  21. ^ "Policemen implicated in Laguna sabungero abduction". Rappler. Retrieved March 23, 2022.
  22. ^ "Identified suspects in missing sabungeros case now 8, Año says". GMA News. Retrieved March 19, 2022.
  23. ^ "Atong Ang, idinawit ang pangalan sa kaso ng mga nawawalang sabungero". The Chronicle. Archived from the original on May 7, 2021. Retrieved May 7, 2022.
  24. ^ "Lokasyon ng cellphone ng 2 sa mga nawawalang sabungero, natunton na raw ng mga awtoridad". GMA News (in Tagalog). Retrieved December 7, 2022.

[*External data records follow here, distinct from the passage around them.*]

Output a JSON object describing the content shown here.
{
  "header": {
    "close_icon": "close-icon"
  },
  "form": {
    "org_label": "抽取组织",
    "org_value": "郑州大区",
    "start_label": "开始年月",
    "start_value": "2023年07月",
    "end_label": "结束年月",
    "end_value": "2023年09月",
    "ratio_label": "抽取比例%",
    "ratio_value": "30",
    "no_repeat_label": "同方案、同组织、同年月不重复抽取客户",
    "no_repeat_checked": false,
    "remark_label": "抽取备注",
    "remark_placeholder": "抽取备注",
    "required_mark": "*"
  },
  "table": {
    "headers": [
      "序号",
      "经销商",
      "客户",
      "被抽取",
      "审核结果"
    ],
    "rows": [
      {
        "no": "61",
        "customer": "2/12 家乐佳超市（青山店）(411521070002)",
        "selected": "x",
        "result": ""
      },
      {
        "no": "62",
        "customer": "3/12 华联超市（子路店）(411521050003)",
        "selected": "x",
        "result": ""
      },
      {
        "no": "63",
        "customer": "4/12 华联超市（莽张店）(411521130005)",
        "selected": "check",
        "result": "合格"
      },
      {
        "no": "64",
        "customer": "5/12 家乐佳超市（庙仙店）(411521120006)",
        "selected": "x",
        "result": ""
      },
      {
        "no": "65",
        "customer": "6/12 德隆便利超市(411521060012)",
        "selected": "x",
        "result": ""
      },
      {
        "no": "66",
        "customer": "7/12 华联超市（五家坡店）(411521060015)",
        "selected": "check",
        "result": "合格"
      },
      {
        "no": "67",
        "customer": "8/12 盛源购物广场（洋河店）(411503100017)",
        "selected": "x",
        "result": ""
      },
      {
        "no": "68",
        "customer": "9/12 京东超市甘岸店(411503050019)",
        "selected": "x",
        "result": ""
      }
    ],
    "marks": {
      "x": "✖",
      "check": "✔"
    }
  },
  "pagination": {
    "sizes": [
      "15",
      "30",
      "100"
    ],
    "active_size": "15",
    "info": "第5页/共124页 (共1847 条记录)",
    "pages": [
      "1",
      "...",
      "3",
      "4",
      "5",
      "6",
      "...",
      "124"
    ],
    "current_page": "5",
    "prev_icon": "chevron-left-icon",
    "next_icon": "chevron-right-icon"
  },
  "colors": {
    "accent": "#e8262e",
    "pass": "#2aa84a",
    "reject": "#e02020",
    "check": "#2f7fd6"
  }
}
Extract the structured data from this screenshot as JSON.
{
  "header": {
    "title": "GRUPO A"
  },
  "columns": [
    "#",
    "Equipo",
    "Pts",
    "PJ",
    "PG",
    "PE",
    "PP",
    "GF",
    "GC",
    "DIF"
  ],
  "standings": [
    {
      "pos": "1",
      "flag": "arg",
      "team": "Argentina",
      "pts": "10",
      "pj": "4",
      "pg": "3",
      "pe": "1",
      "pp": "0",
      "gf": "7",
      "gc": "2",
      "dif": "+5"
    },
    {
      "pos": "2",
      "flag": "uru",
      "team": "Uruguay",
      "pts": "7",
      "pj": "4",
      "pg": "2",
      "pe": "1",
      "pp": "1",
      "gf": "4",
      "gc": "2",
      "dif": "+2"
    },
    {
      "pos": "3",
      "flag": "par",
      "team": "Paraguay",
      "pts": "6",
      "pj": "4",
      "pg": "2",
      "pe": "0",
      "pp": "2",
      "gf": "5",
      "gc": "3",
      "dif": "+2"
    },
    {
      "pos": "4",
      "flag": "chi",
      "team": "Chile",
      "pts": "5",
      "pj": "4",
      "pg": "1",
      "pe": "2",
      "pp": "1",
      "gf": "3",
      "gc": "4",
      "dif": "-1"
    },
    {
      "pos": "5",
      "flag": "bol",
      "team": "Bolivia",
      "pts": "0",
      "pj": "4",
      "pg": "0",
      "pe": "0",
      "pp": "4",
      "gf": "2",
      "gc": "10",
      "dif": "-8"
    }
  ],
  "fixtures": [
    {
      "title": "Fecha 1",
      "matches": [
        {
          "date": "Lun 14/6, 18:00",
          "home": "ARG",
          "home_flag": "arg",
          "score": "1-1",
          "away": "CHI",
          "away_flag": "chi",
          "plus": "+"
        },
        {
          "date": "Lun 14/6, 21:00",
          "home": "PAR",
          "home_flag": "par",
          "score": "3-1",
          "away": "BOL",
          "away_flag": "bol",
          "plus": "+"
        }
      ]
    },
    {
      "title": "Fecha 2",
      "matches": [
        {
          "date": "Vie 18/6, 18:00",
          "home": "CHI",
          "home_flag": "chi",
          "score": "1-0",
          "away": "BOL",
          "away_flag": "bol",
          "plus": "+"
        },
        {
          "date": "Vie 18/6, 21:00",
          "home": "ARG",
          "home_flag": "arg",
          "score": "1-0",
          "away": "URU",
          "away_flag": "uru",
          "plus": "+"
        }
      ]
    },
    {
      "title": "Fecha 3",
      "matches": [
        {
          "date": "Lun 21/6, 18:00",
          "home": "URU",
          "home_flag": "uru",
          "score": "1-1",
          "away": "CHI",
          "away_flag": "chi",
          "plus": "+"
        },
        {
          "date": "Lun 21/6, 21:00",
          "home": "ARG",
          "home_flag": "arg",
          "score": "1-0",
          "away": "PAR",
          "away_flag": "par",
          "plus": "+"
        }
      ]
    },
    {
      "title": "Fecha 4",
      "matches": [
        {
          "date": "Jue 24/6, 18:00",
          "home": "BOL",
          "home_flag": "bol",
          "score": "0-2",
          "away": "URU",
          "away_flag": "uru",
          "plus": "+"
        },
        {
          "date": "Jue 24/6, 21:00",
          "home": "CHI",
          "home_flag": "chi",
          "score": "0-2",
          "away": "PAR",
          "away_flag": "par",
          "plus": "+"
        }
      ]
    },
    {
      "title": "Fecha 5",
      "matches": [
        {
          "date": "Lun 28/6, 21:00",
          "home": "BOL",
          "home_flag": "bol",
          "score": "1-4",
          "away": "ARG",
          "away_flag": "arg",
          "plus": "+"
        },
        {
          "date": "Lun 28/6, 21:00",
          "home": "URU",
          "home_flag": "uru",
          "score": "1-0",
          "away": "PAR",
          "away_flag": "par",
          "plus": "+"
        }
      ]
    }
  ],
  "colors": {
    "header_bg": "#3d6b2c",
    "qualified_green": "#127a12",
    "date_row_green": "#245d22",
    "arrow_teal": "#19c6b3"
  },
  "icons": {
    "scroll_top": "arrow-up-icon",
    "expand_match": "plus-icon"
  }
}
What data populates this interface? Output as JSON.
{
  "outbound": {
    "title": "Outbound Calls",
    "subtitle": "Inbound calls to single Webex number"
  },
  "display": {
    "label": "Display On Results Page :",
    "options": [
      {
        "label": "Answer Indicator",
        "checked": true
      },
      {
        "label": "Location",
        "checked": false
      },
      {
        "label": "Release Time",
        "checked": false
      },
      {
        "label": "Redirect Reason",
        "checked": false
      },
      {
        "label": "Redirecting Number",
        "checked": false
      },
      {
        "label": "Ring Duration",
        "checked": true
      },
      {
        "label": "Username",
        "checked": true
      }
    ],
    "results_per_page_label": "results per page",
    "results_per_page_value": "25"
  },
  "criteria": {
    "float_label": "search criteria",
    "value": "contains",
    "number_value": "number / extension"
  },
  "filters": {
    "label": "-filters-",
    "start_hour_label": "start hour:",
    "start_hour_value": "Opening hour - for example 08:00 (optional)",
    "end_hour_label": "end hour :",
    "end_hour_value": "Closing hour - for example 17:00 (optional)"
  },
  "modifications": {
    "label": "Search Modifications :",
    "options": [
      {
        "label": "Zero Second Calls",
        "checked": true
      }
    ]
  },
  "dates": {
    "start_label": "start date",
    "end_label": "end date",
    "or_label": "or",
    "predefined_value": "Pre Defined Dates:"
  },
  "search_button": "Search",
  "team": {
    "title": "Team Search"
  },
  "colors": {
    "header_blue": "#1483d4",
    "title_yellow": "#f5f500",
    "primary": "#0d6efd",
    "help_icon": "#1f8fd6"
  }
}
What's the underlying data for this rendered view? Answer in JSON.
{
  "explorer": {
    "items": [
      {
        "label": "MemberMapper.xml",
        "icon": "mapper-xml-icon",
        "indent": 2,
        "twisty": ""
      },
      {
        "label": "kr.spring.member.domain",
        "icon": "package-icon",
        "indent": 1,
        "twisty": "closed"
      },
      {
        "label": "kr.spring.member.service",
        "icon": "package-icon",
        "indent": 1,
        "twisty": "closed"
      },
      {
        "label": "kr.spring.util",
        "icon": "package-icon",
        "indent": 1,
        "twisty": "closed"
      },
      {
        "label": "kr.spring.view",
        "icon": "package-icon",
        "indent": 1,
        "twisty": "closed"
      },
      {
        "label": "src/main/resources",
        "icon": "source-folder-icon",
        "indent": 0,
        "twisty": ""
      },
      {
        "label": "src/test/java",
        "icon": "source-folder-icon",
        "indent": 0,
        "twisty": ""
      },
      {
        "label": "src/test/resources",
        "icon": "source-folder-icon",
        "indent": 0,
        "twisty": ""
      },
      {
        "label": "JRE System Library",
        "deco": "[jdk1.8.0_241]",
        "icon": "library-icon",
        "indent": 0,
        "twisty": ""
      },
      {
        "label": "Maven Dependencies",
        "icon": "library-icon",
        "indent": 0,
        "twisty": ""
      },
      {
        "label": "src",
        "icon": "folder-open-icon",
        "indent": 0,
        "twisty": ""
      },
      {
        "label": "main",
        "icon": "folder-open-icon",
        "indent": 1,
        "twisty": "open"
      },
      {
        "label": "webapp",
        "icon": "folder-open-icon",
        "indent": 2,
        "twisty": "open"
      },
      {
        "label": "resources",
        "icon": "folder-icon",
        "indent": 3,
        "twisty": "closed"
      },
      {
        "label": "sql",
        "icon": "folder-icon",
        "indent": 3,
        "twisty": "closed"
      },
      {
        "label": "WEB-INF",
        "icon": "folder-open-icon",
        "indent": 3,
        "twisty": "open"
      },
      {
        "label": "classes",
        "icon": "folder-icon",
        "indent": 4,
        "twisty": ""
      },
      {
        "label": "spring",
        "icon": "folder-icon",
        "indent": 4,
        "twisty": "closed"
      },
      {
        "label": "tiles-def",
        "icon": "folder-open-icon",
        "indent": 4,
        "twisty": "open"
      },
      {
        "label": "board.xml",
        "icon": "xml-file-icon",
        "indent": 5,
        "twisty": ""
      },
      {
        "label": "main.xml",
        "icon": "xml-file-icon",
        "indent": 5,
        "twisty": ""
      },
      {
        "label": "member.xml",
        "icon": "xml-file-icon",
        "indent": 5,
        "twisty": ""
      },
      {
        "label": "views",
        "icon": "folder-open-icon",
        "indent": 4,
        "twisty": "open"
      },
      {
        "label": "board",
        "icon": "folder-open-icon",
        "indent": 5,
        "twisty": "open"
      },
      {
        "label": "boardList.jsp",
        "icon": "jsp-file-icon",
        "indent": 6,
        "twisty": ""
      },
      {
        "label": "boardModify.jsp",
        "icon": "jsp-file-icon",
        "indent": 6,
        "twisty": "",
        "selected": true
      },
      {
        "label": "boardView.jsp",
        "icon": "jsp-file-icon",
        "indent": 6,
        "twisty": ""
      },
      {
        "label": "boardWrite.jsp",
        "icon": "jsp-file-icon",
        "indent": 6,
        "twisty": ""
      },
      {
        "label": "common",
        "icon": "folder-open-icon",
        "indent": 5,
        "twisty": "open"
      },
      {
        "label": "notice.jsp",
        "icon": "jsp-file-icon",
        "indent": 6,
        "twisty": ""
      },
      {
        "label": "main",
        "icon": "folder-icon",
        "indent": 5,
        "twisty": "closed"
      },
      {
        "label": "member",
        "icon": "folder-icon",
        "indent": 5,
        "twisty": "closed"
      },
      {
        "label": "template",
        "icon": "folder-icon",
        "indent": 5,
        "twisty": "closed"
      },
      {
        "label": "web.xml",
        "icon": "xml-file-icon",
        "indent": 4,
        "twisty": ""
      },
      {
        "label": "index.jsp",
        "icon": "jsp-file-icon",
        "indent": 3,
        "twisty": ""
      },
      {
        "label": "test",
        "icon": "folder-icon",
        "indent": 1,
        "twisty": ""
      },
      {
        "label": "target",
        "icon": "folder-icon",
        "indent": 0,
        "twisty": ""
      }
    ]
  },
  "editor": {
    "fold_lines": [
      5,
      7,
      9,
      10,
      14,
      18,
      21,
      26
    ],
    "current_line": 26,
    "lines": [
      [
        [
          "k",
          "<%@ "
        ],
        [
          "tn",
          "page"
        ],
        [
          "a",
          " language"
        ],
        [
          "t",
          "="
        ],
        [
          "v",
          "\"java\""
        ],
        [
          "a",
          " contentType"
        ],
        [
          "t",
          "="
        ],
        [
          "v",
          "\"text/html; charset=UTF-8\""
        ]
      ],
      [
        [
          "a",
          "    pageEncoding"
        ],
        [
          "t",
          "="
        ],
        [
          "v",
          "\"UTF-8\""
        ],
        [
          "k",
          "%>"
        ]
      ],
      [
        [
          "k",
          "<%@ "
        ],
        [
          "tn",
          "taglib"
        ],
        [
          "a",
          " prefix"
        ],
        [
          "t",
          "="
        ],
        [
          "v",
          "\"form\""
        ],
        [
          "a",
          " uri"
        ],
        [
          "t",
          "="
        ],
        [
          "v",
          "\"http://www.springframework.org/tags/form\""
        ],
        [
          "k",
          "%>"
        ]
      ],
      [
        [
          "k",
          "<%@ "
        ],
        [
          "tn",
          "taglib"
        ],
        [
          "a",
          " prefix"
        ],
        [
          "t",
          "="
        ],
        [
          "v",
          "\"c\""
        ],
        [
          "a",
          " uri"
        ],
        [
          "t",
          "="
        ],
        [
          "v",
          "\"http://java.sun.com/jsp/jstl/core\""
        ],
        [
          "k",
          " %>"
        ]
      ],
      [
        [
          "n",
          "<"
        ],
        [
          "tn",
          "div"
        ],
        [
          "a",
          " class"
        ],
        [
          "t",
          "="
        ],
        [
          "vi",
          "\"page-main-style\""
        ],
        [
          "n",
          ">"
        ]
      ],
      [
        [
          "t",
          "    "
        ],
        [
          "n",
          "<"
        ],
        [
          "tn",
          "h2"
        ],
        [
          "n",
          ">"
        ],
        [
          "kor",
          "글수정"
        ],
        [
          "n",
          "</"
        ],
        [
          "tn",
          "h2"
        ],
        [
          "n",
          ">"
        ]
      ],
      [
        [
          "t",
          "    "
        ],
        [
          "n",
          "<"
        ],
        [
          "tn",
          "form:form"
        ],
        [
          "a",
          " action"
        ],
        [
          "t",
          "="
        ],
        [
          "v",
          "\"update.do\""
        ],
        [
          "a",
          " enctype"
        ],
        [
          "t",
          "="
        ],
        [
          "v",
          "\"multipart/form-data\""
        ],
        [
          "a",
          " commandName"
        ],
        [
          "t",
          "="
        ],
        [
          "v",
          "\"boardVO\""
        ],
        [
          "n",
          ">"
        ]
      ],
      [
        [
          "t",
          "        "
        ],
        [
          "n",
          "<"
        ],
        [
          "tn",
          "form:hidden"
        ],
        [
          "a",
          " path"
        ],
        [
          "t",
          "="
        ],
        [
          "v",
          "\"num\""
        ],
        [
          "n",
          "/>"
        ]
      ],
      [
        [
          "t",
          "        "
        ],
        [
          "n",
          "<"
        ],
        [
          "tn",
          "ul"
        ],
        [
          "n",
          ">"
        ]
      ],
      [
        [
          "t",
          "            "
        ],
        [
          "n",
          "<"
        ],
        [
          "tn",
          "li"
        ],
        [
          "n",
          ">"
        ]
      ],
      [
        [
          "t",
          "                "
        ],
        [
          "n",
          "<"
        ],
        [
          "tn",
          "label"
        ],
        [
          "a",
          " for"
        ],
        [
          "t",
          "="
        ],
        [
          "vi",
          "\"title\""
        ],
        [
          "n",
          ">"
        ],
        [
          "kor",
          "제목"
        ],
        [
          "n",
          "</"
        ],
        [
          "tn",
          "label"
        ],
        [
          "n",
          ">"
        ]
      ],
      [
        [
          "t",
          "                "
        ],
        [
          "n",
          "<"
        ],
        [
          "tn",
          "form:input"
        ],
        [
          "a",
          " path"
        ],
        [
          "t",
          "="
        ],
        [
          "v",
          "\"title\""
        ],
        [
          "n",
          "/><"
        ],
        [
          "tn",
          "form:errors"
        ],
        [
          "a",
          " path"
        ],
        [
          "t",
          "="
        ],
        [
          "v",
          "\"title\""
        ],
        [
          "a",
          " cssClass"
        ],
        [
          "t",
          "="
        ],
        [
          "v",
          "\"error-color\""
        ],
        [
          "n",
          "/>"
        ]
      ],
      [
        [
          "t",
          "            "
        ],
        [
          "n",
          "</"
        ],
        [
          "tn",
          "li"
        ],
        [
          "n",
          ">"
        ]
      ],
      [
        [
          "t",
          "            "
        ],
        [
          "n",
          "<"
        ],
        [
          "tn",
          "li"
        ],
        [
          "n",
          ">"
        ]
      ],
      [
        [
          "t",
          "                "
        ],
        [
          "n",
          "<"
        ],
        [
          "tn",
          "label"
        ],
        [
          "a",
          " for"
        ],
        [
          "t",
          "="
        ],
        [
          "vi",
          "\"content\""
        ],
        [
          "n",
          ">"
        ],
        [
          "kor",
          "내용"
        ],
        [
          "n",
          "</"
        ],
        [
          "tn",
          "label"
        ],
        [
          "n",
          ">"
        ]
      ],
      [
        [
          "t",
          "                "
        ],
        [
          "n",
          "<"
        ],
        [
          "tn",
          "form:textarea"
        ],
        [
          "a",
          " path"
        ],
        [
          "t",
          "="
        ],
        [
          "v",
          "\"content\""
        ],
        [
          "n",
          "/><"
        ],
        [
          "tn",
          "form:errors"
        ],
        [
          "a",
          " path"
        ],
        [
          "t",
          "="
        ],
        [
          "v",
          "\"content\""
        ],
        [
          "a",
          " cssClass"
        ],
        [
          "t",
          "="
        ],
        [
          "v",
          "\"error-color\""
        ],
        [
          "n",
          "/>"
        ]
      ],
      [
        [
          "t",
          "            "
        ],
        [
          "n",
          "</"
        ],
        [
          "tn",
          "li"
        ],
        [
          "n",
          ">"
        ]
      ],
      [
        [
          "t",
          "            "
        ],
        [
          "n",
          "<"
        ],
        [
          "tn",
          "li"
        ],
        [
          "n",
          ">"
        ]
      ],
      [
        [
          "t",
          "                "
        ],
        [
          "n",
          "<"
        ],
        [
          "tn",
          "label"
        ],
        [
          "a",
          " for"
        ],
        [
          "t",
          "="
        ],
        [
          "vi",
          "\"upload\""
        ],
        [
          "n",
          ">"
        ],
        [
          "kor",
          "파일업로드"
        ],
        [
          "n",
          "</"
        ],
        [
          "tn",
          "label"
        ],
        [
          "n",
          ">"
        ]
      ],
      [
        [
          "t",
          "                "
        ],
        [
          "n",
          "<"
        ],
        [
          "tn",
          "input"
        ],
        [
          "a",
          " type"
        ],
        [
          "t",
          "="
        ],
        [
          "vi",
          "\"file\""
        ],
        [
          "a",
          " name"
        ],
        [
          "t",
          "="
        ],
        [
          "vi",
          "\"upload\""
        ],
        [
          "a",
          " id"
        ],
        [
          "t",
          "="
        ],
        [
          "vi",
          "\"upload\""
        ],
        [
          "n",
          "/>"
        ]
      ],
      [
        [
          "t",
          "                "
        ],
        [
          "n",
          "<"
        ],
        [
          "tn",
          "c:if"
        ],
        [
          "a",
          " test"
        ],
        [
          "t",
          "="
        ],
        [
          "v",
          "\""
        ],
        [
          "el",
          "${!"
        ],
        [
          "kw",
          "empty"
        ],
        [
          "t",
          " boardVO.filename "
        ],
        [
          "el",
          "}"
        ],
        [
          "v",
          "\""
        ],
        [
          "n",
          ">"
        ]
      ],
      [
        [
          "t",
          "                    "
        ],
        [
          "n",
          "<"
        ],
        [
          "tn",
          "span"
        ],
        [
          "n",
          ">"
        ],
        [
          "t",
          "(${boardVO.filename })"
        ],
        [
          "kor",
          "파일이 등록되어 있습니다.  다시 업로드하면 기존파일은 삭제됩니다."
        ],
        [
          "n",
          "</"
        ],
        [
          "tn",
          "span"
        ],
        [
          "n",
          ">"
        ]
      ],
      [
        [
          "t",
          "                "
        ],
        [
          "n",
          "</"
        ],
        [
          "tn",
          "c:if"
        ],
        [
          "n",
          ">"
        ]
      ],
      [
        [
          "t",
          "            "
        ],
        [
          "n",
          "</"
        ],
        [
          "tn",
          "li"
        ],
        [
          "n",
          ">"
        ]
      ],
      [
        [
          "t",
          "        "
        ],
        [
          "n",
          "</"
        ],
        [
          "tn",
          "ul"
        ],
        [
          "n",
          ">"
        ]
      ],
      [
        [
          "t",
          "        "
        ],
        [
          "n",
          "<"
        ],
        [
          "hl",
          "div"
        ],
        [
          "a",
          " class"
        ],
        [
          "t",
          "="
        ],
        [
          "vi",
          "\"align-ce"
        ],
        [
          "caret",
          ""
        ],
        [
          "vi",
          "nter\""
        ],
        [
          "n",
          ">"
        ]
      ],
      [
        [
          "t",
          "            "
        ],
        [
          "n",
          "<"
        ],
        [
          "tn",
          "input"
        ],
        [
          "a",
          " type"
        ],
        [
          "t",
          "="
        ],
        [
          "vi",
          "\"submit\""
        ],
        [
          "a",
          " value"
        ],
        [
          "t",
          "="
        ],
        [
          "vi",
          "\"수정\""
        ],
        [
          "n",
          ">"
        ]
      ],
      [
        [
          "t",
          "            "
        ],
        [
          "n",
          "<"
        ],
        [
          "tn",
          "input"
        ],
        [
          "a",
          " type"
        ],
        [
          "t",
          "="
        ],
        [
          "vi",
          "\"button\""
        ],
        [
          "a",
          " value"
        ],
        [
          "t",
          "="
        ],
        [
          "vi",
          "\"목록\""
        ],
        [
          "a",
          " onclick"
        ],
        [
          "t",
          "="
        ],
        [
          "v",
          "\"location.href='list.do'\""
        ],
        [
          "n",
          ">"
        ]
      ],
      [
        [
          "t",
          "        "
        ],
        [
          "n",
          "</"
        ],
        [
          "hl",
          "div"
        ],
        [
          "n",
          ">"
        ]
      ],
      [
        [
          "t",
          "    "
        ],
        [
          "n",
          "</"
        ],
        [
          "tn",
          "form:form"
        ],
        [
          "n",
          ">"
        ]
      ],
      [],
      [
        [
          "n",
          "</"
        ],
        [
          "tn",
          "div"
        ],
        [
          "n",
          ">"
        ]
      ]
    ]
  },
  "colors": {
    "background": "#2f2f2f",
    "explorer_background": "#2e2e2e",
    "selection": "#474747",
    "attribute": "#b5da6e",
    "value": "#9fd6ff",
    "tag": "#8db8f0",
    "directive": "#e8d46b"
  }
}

  25. ^ "CIDG releases composite sketches of 2 suspects in missing 'sabungero' case". GMA News. Retrieved December 1, 2022.
  26. ^ "Kin of missing sabungero files complaints vs. farm manager, security officer". GMA News. Retrieved December 1, 2022.
  27. ^ "Missing sabungero case: 3 cops face kidnapping, robbery in band raps". The Philippine Star. Retrieved December 21, 2022.
  28. ^ "Police release photos of 6 suspects in missing sabungeros case". GMA News. Retrieved February 16, 2023.
  29. ^ "Remulla offers P6-million reward for info on suspects in 'missing sabungeros' case". ABS-CBN News. Retrieved February 16, 2023.
  30. ^ "De Lima airs concern over missing sabungeros". The Philippine Star. Retrieved February 26, 2022.
  31. ^ "Duterte says missing sabungeros are dead". CNN Philippines. Retrieved March 19, 2022.
  32. ^ "Duterte stops 'e-sabong,' cites survey by DILG". Philippine Daily Inquirer. Retrieved May 7, 2022.